It shouldn’t be a surprise to anyone that the House GOP leadership has come out strong with an anti-abortion agenda only weeks into the 112th Congress. A November meeting foreshadowed the fate of reproductive rights under the House’s new leadership: Randall Terry, an anti-abortion extremist whose work incites violence and has been called “domestic terrorism,” met with soon-to-be Speaker John Boehner’s chief of staff. In the anti-abortion world, it doesn’t get more extreme than Randall Terry.
What’s striking, and drawing less attention, is that the invigorated attack on women’s health on Capitol Hill is just the beginning. The November elections also swept in a wave of anti-choice state governments, where the fight against reproductive rights has become increasingly defined by race baiting meant to divide the pro-choice community.
I felt the contradiction and distance between the experience of women actually having abortions and the hate, lies and rhetoric of the anti-choice movement. One thing is frighteningly clear: these anti-choice folks don’t care about women. In fact, they want to punish women, make their lives more difficult, keep them from maintaining personal and bodily autonomy.

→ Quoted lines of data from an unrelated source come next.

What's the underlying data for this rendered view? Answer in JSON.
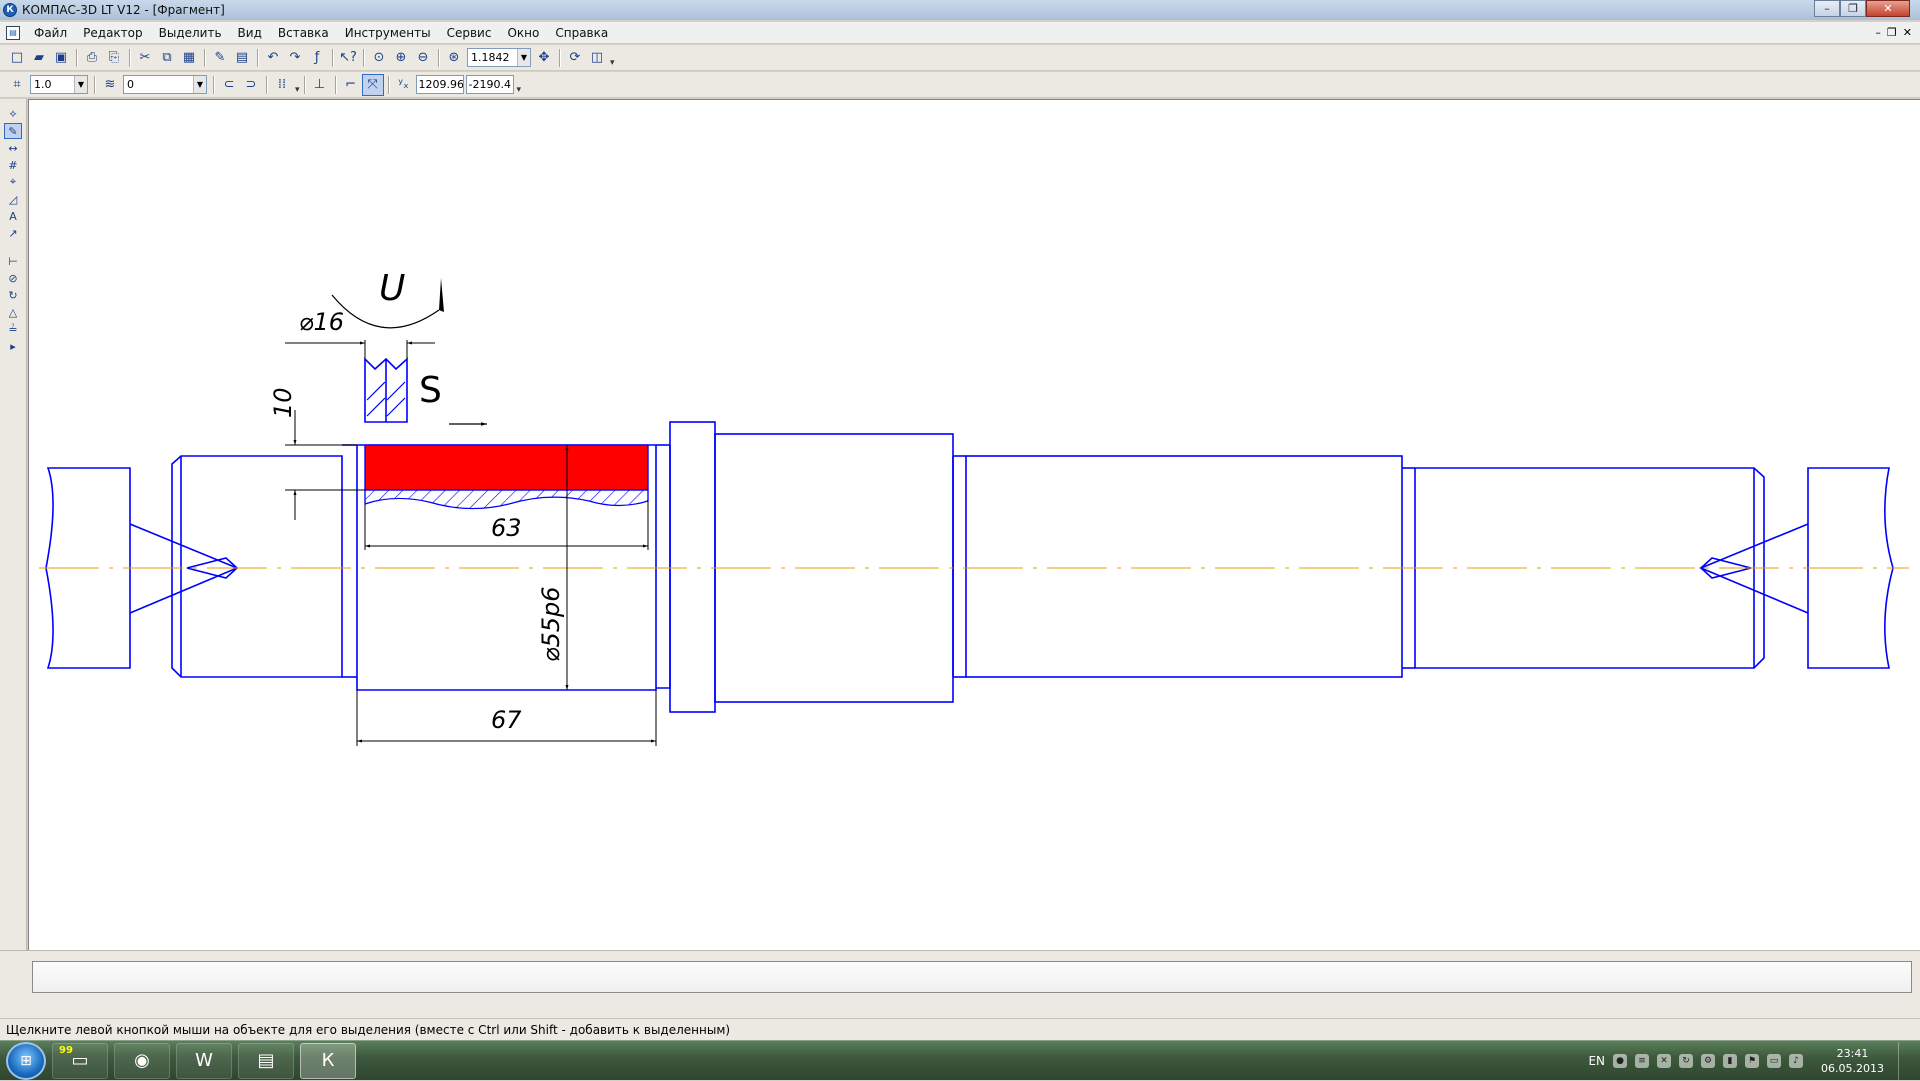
{
  "window": {
    "title": "КОМПАС-3D LT V12 - [Фрагмент]",
    "app_icon": "kompas-logo-icon",
    "controls": {
      "minimize": "–",
      "maximize": "❐",
      "close": "✕"
    }
  },
  "menu": {
    "items": [
      "Файл",
      "Редактор",
      "Выделить",
      "Вид",
      "Вставка",
      "Инструменты",
      "Сервис",
      "Окно",
      "Справка"
    ],
    "mdi": {
      "minimize": "–",
      "restore": "❐",
      "close": "✕"
    }
  },
  "toolbar1": {
    "icons": [
      "new-document-icon",
      "open-folder-icon",
      "save-icon",
      "print-preview-icon",
      "print-icon",
      "cut-icon",
      "copy-icon",
      "paste-icon",
      "properties-icon",
      "manager-icon",
      "undo-icon",
      "redo-icon",
      "formula-icon",
      "help-pointer-icon",
      "zoom-window-icon",
      "zoom-in-icon",
      "zoom-out-icon",
      "zoom-scale-icon",
      "pan-icon",
      "refresh-icon",
      "view-icon"
    ],
    "zoom_value": "1.1842"
  },
  "toolbar2": {
    "step_value": "1.0",
    "layer_value": "0",
    "coord_x": "1209.96",
    "coord_y": "-2190.4"
  },
  "left_panel": {
    "icons": [
      "geometry-icon",
      "edit-icon",
      "dimensions-icon",
      "hatch-icon",
      "designations-icon",
      "measure-icon",
      "text-icon",
      "select-icon",
      "spec-icon",
      "parametrize-icon",
      "constraint-icon",
      "fragment-icon",
      "library-icon",
      "expand-icon"
    ]
  },
  "drawing": {
    "labels": {
      "u": "U",
      "s": "S",
      "d16": "⌀16",
      "d55": "⌀55р6",
      "l10": "10",
      "l63": "63",
      "l67": "67"
    },
    "colors": {
      "outline": "#0000ff",
      "axis": "#e0a000",
      "highlight": "#ff0000",
      "dimension": "#000000"
    }
  },
  "status": {
    "text": "Щелкните левой кнопкой мыши на объекте для его выделения (вместе с Ctrl или Shift - добавить к выделенным)"
  },
  "taskbar": {
    "tasks": [
      "start-orb-icon",
      "explorer-icon",
      "chrome-icon",
      "word-icon",
      "file-manager-icon",
      "kompas-icon"
    ],
    "badge": "99",
    "lang": "EN",
    "time": "23:41",
    "date": "06.05.2013"
  }
}
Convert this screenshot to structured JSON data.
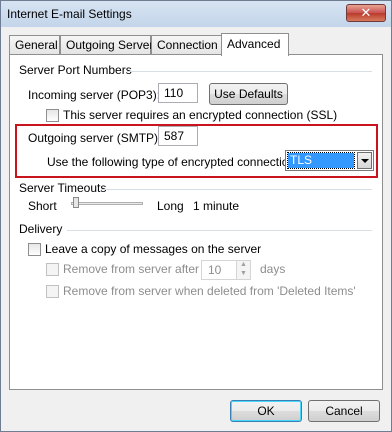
{
  "window": {
    "title": "Internet E-mail Settings",
    "close_glyph": "✕"
  },
  "tabs": [
    {
      "label": "General"
    },
    {
      "label": "Outgoing Server"
    },
    {
      "label": "Connection"
    },
    {
      "label": "Advanced",
      "active": true
    }
  ],
  "server_ports": {
    "group_label": "Server Port Numbers",
    "incoming_label": "Incoming server (POP3):",
    "incoming_value": "110",
    "use_defaults_label": "Use Defaults",
    "ssl_label": "This server requires an encrypted connection (SSL)",
    "ssl_checked": false,
    "outgoing_label": "Outgoing server (SMTP):",
    "outgoing_value": "587",
    "encryption_label": "Use the following type of encrypted connection:",
    "encryption_value": "TLS"
  },
  "timeouts": {
    "group_label": "Server Timeouts",
    "short_label": "Short",
    "long_label": "Long",
    "value_label": "1 minute"
  },
  "delivery": {
    "group_label": "Delivery",
    "leave_copy_label": "Leave a copy of messages on the server",
    "leave_copy_checked": false,
    "remove_after_label": "Remove from server after",
    "remove_after_value": "10",
    "days_label": "days",
    "remove_deleted_label": "Remove from server when deleted from 'Deleted Items'"
  },
  "footer": {
    "ok_label": "OK",
    "cancel_label": "Cancel"
  },
  "colors": {
    "highlight_border": "#c8141c",
    "selection": "#3399ff"
  }
}
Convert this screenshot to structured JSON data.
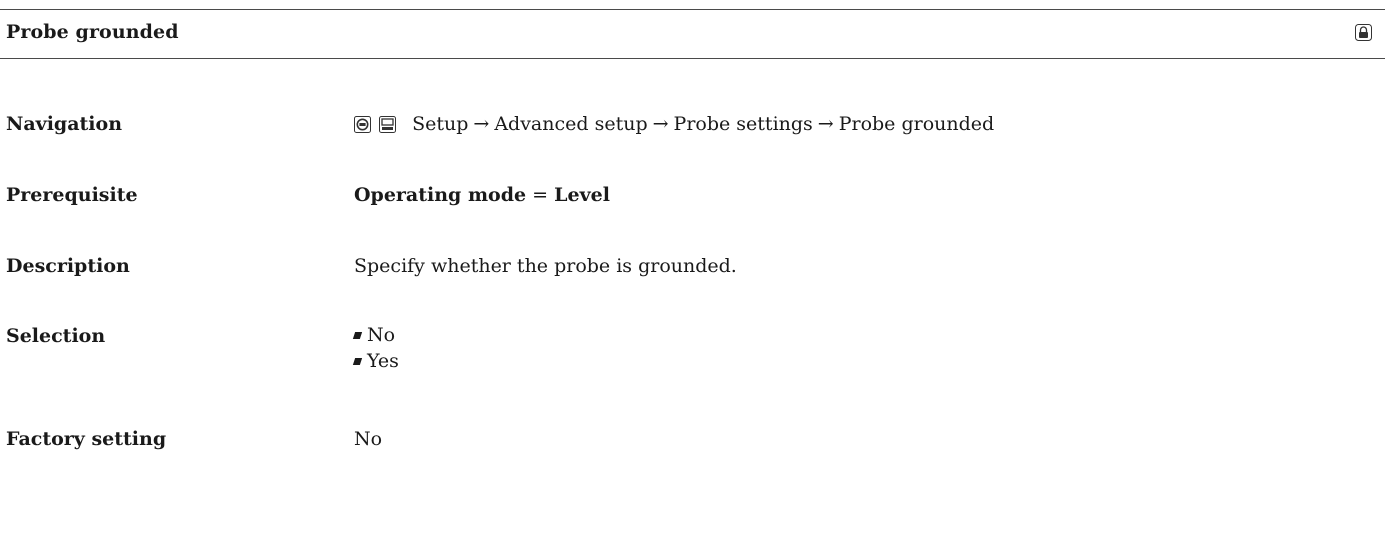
{
  "header": {
    "title": "Probe grounded",
    "icon": "lock-icon"
  },
  "navigation": {
    "label": "Navigation",
    "icons": [
      "operation-display-icon",
      "menu-display-icon"
    ],
    "path": [
      "Setup",
      "Advanced setup",
      "Probe settings",
      "Probe grounded"
    ]
  },
  "prerequisite": {
    "label": "Prerequisite",
    "parameter": "Operating mode",
    "operator": "=",
    "value": "Level"
  },
  "description": {
    "label": "Description",
    "text": "Specify whether the probe is grounded."
  },
  "selection": {
    "label": "Selection",
    "options": [
      "No",
      "Yes"
    ]
  },
  "factory_setting": {
    "label": "Factory setting",
    "value": "No"
  },
  "separator_arrow": "→"
}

The experiences of actual women don’t even factor into these debates–they are replaced by moral showboating, empty rhetoric and misinformation.
If it wasn’t for the policies of New York State, which goes against national trends and provides access to abortion for all women, regardless of ability to pay, I wouldn’t be able to do my work as an abortion doula. Most of the women I work with at the public hospital are uninsured, most are women of color. Many are immigrants. The Hyde Amendment says they shouldn’t be able to get the procedures they want and need.
Thank you New York State for valuing the lives and choices of these women.
The sad reality is many states (including our federal House of Representatives) is going in the opposite direction.
Read more about that in my Colorlines article.